> **Brief**: Every line in the following data that has "kind" counts toward the total; state that total alone.

> **Provided records**:
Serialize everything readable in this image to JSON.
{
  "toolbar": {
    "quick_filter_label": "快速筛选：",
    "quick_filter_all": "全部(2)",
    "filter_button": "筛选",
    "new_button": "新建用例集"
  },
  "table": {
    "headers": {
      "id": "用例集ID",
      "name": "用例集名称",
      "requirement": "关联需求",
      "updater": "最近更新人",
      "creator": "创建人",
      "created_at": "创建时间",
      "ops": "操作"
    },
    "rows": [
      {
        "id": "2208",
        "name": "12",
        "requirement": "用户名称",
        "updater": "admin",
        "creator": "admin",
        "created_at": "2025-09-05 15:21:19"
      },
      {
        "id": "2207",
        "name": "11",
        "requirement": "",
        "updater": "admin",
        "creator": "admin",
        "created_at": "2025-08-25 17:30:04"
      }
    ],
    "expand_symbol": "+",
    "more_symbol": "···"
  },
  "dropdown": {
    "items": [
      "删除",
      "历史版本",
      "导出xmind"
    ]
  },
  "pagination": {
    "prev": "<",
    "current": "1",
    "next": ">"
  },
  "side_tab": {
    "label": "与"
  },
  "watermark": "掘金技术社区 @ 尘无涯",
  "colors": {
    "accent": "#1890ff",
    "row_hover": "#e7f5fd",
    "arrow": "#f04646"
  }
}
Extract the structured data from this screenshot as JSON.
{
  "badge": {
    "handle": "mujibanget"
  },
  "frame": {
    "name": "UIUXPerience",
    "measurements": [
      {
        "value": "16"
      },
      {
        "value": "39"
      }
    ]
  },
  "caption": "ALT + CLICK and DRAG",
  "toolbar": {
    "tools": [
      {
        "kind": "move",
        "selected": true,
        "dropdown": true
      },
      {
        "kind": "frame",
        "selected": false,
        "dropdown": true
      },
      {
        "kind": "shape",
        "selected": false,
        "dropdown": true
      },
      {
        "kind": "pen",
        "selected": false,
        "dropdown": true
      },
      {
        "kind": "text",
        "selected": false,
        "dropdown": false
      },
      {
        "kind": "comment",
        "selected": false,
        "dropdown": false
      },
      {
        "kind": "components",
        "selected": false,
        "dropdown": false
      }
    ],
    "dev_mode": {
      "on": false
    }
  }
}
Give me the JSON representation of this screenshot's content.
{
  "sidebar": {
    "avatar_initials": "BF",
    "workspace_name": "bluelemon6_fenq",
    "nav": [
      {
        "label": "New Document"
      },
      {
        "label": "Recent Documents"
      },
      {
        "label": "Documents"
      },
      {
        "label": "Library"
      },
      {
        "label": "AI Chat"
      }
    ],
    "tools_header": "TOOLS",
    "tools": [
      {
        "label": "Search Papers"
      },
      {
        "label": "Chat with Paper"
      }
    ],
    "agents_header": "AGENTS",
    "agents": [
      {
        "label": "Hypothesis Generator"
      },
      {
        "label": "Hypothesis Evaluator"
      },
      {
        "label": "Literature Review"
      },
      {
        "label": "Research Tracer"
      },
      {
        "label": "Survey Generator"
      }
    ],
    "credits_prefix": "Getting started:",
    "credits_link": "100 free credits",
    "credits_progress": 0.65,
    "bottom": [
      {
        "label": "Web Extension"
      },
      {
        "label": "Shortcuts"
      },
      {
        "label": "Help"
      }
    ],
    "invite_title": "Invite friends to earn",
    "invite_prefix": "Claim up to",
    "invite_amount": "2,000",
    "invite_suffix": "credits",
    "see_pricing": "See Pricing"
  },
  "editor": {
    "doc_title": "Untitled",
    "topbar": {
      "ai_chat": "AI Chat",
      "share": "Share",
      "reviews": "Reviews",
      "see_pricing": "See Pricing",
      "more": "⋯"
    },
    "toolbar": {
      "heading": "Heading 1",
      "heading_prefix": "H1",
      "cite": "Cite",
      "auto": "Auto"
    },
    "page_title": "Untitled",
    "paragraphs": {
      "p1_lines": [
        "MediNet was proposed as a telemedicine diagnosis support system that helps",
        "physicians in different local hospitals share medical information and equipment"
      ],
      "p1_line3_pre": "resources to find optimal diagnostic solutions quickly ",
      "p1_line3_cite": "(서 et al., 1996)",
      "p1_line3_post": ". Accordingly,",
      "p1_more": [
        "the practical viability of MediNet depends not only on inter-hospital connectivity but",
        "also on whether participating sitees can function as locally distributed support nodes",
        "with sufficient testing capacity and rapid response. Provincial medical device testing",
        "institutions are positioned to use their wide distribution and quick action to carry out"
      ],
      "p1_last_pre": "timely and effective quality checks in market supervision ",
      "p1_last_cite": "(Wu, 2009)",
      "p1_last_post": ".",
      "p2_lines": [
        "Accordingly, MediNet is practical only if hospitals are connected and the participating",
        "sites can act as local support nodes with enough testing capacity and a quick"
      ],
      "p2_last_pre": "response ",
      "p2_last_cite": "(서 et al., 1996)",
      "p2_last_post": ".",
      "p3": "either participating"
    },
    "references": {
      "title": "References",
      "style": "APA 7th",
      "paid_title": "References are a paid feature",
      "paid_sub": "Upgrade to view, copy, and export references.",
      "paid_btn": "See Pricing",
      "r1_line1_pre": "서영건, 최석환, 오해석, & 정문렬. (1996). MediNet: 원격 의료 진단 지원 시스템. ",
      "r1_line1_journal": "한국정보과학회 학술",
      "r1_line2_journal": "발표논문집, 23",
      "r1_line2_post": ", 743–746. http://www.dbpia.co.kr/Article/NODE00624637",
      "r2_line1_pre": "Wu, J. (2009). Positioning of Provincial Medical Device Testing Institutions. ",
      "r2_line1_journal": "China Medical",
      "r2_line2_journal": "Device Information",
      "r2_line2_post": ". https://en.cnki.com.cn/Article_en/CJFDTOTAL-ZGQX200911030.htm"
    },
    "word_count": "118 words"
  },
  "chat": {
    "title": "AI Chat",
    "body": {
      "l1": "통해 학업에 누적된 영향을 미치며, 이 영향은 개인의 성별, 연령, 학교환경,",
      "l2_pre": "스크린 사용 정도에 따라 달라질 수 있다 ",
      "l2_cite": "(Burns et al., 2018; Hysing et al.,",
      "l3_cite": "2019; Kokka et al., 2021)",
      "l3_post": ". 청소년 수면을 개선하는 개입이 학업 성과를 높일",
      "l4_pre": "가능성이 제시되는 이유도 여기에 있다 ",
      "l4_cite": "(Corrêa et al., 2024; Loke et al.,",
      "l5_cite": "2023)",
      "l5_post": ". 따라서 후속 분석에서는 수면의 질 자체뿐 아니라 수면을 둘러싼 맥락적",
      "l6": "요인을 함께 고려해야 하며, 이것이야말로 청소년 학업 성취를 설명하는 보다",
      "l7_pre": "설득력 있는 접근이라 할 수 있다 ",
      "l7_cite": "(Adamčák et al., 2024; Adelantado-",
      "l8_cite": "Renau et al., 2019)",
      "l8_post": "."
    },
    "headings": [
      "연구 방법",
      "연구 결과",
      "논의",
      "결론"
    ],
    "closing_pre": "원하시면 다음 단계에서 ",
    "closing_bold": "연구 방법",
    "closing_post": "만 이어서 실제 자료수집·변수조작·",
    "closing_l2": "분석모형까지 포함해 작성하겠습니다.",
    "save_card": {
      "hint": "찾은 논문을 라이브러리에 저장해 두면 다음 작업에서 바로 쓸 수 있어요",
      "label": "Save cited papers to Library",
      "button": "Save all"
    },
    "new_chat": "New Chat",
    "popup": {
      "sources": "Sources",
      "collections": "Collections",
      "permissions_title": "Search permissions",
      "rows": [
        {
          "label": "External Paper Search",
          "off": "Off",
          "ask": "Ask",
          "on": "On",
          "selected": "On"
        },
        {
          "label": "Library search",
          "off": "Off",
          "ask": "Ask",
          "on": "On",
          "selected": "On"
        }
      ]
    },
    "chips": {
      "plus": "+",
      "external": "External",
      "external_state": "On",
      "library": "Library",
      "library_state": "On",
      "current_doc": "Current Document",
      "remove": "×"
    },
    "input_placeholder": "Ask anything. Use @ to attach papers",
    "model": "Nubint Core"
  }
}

> **Output for this exercise**: 7